Exercise aim - Keep the pictures out and restate every record exactly.

--- Excerpted data Enclosed Below ---

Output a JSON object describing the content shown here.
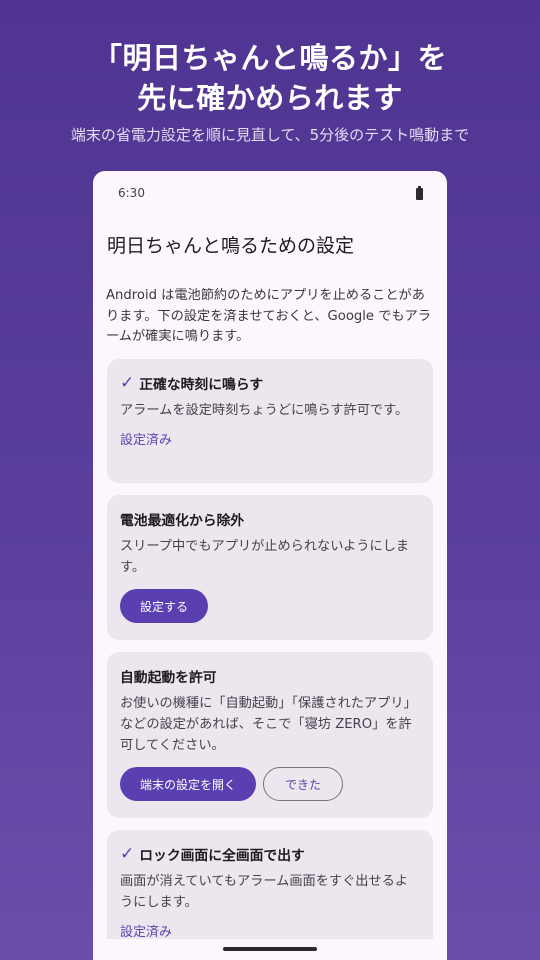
{
  "hero": {
    "title_line1": "「明日ちゃんと鳴るか」を",
    "title_line2": "先に確かめられます",
    "subtitle": "端末の省電力設定を順に見直して、5分後のテスト鳴動まで"
  },
  "status_bar": {
    "time": "6:30",
    "battery_icon": "battery-icon"
  },
  "screen": {
    "title": "明日ちゃんと鳴るための設定",
    "intro": "Android は電池節約のためにアプリを止めることがあります。下の設定を済ませておくと、Google でもアラームが確実に鳴ります。"
  },
  "cards": [
    {
      "title": "正確な時刻に鳴らす",
      "done": true,
      "check_icon": "✓",
      "description": "アラームを設定時刻ちょうどに鳴らす許可です。",
      "status": "設定済み"
    },
    {
      "title": "電池最適化から除外",
      "done": false,
      "description": "スリープ中でもアプリが止められないようにします。",
      "button": "設定する"
    },
    {
      "title": "自動起動を許可",
      "done": false,
      "description": "お使いの機種に「自動起動」「保護されたアプリ」などの設定があれば、そこで「寝坊 ZERO」を許可してください。",
      "button_primary": "端末の設定を開く",
      "button_secondary": "できた"
    },
    {
      "title": "ロック画面に全画面で出す",
      "done": true,
      "check_icon": "✓",
      "description": "画面が消えていてもアラーム画面をすぐ出せるようにします。",
      "status": "設定済み"
    }
  ],
  "colors": {
    "background": "#5a3f9d",
    "accent": "#5a3fb0",
    "card": "#ece6ee",
    "screen": "#fdf7fd"
  }
}
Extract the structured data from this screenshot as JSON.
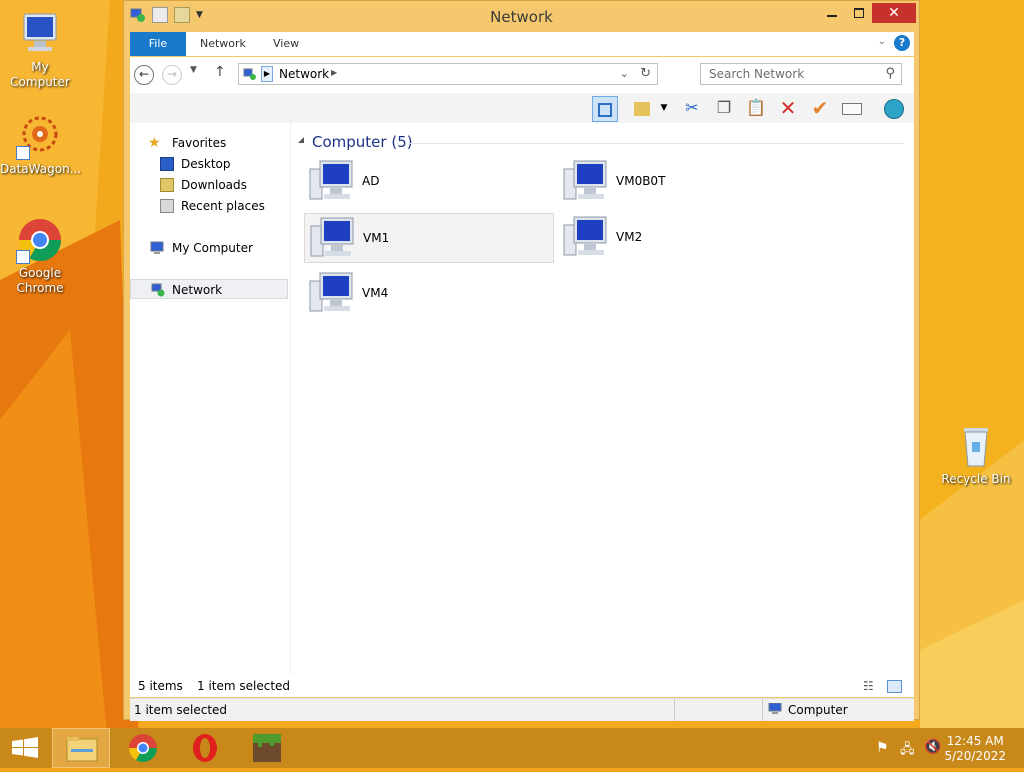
{
  "desktop": {
    "icons": [
      {
        "label": "My Computer"
      },
      {
        "label": "DataWagon..."
      },
      {
        "label": "Google Chrome"
      },
      {
        "label": "Recycle Bin"
      }
    ]
  },
  "window": {
    "title": "Network",
    "tabs": {
      "file": "File",
      "network": "Network",
      "view": "View"
    },
    "address": {
      "path_label": "Network"
    },
    "search": {
      "placeholder": "Search Network"
    },
    "nav": {
      "favorites": "Favorites",
      "desktop": "Desktop",
      "downloads": "Downloads",
      "recent": "Recent places",
      "my_computer": "My Computer",
      "network": "Network"
    },
    "group": {
      "header": "Computer (5)"
    },
    "items": [
      {
        "label": "AD"
      },
      {
        "label": "VM0B0T"
      },
      {
        "label": "VM1"
      },
      {
        "label": "VM2"
      },
      {
        "label": "VM4"
      }
    ],
    "status_inner": {
      "count": "5 items",
      "selected": "1 item selected"
    },
    "status_outer": {
      "selected": "1 item selected",
      "zone": "Computer"
    }
  },
  "taskbar": {
    "clock": {
      "time": "12:45 AM",
      "date": "5/20/2022"
    }
  },
  "colors": {
    "accent": "#1979ca",
    "close": "#c7312b",
    "taskbar": "#c8891a"
  }
}
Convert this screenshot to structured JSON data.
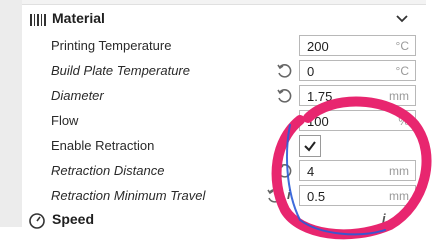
{
  "category": {
    "label": "Material",
    "icon": "material-icon",
    "chevron": "chevron-down-icon"
  },
  "settings": [
    {
      "label": "Printing Temperature",
      "value": "200",
      "unit": "°C",
      "italic": false
    },
    {
      "label": "Build Plate Temperature",
      "value": "0",
      "unit": "°C",
      "italic": true
    },
    {
      "label": "Diameter",
      "value": "1.75",
      "unit": "mm",
      "italic": true
    },
    {
      "label": "Flow",
      "value": "100",
      "unit": "%",
      "italic": false
    },
    {
      "label": "Enable Retraction",
      "checked": true,
      "italic": false
    },
    {
      "label": "Retraction Distance",
      "value": "4",
      "unit": "mm",
      "italic": true
    },
    {
      "label": "Retraction Minimum Travel",
      "value": "0.5",
      "unit": "mm",
      "italic": true
    }
  ],
  "next_category": {
    "label": "Speed",
    "icon": "speedometer-icon"
  },
  "colors": {
    "annotation": "#e8266f",
    "accent": "#2a5bd7"
  }
}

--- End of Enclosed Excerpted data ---

Final answer -
Output a JSON object describing the content shown here.
{
  "hero": {
    "title_line1": "「明日ちゃんと鳴るか」を",
    "title_line2": "先に確かめられます",
    "subtitle": "端末の省電力設定を順に見直して、5分後のテスト鳴動まで"
  },
  "status_bar": {
    "time": "6:30",
    "battery_icon": "battery-icon"
  },
  "screen": {
    "title": "明日ちゃんと鳴るための設定",
    "intro": "Android は電池節約のためにアプリを止めることがあります。下の設定を済ませておくと、Google でもアラームが確実に鳴ります。"
  },
  "cards": [
    {
      "title": "正確な時刻に鳴らす",
      "done": true,
      "check_icon": "✓",
      "description": "アラームを設定時刻ちょうどに鳴らす許可です。",
      "status": "設定済み"
    },
    {
      "title": "電池最適化から除外",
      "done": false,
      "description": "スリープ中でもアプリが止められないようにします。",
      "button": "設定する"
    },
    {
      "title": "自動起動を許可",
      "done": false,
      "description": "お使いの機種に「自動起動」「保護されたアプリ」などの設定があれば、そこで「寝坊 ZERO」を許可してください。",
      "button_primary": "端末の設定を開く",
      "button_secondary": "できた"
    },
    {
      "title": "ロック画面に全画面で出す",
      "done": true,
      "check_icon": "✓",
      "description": "画面が消えていてもアラーム画面をすぐ出せるようにします。",
      "status": "設定済み"
    }
  ],
  "colors": {
    "background": "#5a3f9d",
    "accent": "#5a3fb0",
    "card": "#ece6ee",
    "screen": "#fdf7fd"
  }
}
Extract the structured data from this screenshot as JSON.
{
  "desktop": {
    "icons": [
      {
        "label": "My Computer"
      },
      {
        "label": "DataWagon..."
      },
      {
        "label": "Google Chrome"
      },
      {
        "label": "Recycle Bin"
      }
    ]
  },
  "window": {
    "title": "Network",
    "tabs": {
      "file": "File",
      "network": "Network",
      "view": "View"
    },
    "address": {
      "path_label": "Network"
    },
    "search": {
      "placeholder": "Search Network"
    },
    "nav": {
      "favorites": "Favorites",
      "desktop": "Desktop",
      "downloads": "Downloads",
      "recent": "Recent places",
      "my_computer": "My Computer",
      "network": "Network"
    },
    "group": {
      "header": "Computer (5)"
    },
    "items": [
      {
        "label": "AD"
      },
      {
        "label": "VM0B0T"
      },
      {
        "label": "VM1"
      },
      {
        "label": "VM2"
      },
      {
        "label": "VM4"
      }
    ],
    "status_inner": {
      "count": "5 items",
      "selected": "1 item selected"
    },
    "status_outer": {
      "selected": "1 item selected",
      "zone": "Computer"
    }
  },
  "taskbar": {
    "clock": {
      "time": "12:45 AM",
      "date": "5/20/2022"
    }
  },
  "colors": {
    "accent": "#1979ca",
    "close": "#c7312b",
    "taskbar": "#c8891a"
  }
}
Convert this screenshot to structured JSON data.
{
  "category": {
    "label": "Material",
    "icon": "material-icon",
    "chevron": "chevron-down-icon"
  },
  "settings": [
    {
      "label": "Printing Temperature",
      "value": "200",
      "unit": "°C",
      "italic": false
    },
    {
      "label": "Build Plate Temperature",
      "value": "0",
      "unit": "°C",
      "italic": true
    },
    {
      "label": "Diameter",
      "value": "1.75",
      "unit": "mm",
      "italic": true
    },
    {
      "label": "Flow",
      "value": "100",
      "unit": "%",
      "italic": false
    },
    {
      "label": "Enable Retraction",
      "checked": true,
      "italic": false
    },
    {
      "label": "Retraction Distance",
      "value": "4",
      "unit": "mm",
      "italic": true
    },
    {
      "label": "Retraction Minimum Travel",
      "value": "0.5",
      "unit": "mm",
      "italic": true
    }
  ],
  "next_category": {
    "label": "Speed",
    "icon": "speedometer-icon"
  },
  "colors": {
    "annotation": "#e8266f",
    "accent": "#2a5bd7"
  }
}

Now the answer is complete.